Your eyeballs are grateful. OK, yes, there may be too many streaming services. But Netflix did one small thing to make the world nicer. The streaming service said it would let customers turn off autoplay of promotional trailers in its apps.

Hanging chads. According to an annual report by the Federal Communications Commission, about 21 million people lack access to broadband Internet connections. The agency's methodology has frequently been questioned and now a study by market tracking firm BroadbandNow finds the actual number of unconnected at 42 million. Meanwhile, FCC chair Ajit Pai on Thursday announced his plan to pay Intelsat and a few other large satellite operators as much as $15 billion to convince them to quickly move out of a swath of airwave frequencies known as the C-Band, which could be super useful for 5G back on the ground.


The Internet created a perfect distribution mechanism for all kinds of specialized information, and multiple ways to monetize it. In his seminal essay "1,000 True Fans," Wired editor Kevin Kelly explained how niche content creators could thrive: Make something great and get 1,000 people to pay $100 a year for it. But why stop there? Li Jin, a partner at Andreessen Horowitz who focuses on the consumer sector, sees room for even greater specialization. How about something that attracts just 100 people to pay $1,000 a year, she writes in a blog post.

Put simply, if you can convince a small number of super-engaged people to pay more, you can also have a general audience that pays less. By segmenting the customer base and offering greater value to top fans—at a higher price point—creators can earn a living with a smaller total audience.

Again, returning to the examples above, this isn’t purely hypothetical. One creator on Teachable who advises artists on how to sell their art made $110,000 last year with only 76 students, at an average of $1,437 per course. Another creator who teaches physiotherapy made $141,000 with only 61 students, at an average price point of $2,314 per course. On Podia, the average revenue per user is increasing, as well. Creators who started out solely selling courses on the platform can now further monetize their audience by expanding into downloads and membership subscriptions. While making a living off the 100 True Fan model is far from commonplace, it’s increasingly possible.


A few long reads that I came across this week:

Behind Amazon’s HQ2 Fiasco: Jeff Bezos Was Jealous of Elon Musk (Bloomberg Businessweek)
Determined to meet Bezos’s demand for Tesla-size government handouts, the HQ2 team became victims of their own hubris.

When Social Media Is Too Much, Some Teens Tune Out (Wall Street Journal)
While Instagram and the like are key to keeping up with friends, some high-schoolers admit that they often need a break.
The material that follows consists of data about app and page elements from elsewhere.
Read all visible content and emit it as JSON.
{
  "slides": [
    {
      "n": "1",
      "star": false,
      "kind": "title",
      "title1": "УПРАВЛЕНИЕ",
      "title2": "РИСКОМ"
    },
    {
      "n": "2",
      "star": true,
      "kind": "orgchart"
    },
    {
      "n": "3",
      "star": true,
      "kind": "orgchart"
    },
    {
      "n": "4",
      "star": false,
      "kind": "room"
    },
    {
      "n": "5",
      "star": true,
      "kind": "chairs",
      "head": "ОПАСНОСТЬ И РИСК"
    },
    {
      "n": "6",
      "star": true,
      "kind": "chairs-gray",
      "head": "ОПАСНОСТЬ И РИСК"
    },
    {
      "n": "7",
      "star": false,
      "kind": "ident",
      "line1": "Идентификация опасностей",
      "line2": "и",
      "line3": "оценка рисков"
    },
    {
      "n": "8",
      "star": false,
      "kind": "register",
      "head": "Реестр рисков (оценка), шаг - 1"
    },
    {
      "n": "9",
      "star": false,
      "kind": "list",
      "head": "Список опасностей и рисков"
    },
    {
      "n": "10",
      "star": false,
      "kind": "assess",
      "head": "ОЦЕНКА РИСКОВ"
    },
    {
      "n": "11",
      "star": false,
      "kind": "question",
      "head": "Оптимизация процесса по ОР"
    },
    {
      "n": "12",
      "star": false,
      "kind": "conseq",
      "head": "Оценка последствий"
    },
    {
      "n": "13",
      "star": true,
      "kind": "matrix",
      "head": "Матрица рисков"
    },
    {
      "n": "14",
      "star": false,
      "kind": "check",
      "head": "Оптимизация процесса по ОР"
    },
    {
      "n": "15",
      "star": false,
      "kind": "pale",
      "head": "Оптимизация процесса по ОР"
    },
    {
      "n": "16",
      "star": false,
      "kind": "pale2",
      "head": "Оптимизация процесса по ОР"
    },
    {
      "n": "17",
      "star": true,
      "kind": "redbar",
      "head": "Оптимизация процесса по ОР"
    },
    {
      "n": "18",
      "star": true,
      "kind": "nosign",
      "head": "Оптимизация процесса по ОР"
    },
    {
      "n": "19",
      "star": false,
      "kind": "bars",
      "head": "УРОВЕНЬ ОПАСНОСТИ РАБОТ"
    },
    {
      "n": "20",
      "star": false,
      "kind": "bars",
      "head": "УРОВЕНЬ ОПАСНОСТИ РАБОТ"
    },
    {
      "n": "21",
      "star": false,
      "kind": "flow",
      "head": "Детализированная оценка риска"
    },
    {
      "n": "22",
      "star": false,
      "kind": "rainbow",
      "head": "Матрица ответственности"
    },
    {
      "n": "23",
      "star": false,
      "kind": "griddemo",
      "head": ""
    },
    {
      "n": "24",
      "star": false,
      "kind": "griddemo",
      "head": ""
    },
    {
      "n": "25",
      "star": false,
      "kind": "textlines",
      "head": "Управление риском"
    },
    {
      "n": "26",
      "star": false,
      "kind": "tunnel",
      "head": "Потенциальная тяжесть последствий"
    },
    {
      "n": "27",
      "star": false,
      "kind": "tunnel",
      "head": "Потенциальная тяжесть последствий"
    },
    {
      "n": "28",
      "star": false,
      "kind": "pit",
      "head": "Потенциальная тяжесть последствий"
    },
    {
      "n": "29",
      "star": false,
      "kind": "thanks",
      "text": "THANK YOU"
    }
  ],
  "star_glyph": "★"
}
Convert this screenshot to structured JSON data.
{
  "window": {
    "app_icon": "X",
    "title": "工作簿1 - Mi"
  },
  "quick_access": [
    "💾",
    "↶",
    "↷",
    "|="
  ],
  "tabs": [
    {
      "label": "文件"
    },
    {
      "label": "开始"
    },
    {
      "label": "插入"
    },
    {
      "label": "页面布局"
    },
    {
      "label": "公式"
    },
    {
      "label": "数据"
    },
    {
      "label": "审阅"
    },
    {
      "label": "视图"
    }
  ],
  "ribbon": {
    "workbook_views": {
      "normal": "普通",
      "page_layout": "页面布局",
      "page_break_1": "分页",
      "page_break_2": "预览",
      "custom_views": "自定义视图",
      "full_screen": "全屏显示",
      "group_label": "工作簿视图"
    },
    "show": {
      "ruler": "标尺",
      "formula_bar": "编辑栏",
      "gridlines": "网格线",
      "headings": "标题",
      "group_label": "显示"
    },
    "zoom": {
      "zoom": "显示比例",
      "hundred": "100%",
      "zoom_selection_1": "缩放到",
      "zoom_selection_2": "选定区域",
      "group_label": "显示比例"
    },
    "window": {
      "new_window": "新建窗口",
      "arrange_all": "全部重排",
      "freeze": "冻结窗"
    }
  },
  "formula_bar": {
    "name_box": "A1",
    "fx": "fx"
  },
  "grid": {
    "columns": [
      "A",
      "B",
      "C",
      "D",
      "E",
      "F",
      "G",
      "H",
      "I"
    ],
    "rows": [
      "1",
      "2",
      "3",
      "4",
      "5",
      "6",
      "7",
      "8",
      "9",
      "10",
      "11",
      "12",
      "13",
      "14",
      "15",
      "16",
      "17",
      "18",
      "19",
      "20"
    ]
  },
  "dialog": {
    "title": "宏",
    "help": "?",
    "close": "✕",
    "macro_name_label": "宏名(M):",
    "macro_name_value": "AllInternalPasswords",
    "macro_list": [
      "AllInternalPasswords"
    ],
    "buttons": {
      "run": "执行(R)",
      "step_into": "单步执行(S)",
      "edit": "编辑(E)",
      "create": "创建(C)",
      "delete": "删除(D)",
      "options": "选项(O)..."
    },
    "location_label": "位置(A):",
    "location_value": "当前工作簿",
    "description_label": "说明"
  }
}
Kingdom Comeback: The Chiefs’ Seven-Year Journey to a Super Bowl Title (Sports Illustrated)
The coach arrived in Kansas City grieving the death of a son, tasked with saving a franchise in unfathomable crisis. The loyal GM followed him and found the quarterback who would change everything. And on Sunday, with yet another come-from-behind victory, Andy Reid finally finished what he needed to do—lift the Lombardi Trophy—for everyone but himself.

Eat Pray Roll (Medium)
I needed a vacation from my adult life — from myself, really. I tried new jobs, no job, exercise, meditation, sex, food. Then I tried “molly."


Shadow Inc.: How a company with 120 Facebook likes ended up at the center of the Iowa caucus firestorm By Morgan Enos

Startup uses A.I. to identify molecules that could fight coronavirus By Jeremy Kahn

An SEC commissioner’s plan to make ICOs legal again By Jeff John Roberts

Citadel’s Ken Griffin thinks the trade war with China will cost America its tech crown By Lucinda Shen

Why mobile carriers are bidding billions for more 5G airwaves By Aaron Pressman

Click here to oust the board— Inside the A.I. startup that’s transforming activist investing By Adrian Croft

The 5 top tech skills companies want in new hires right now By Anne Fisher


Speaking of too many streaming services, too many sequels, and too much content, the cast of Friends is reportedly about to sign on for a retrospective special reunion of sorts, possibly to be hosted by Ellen DeGeneres. So no one told you life was gonna be this way?

Aaron Pressman

On Twitter: @ampressman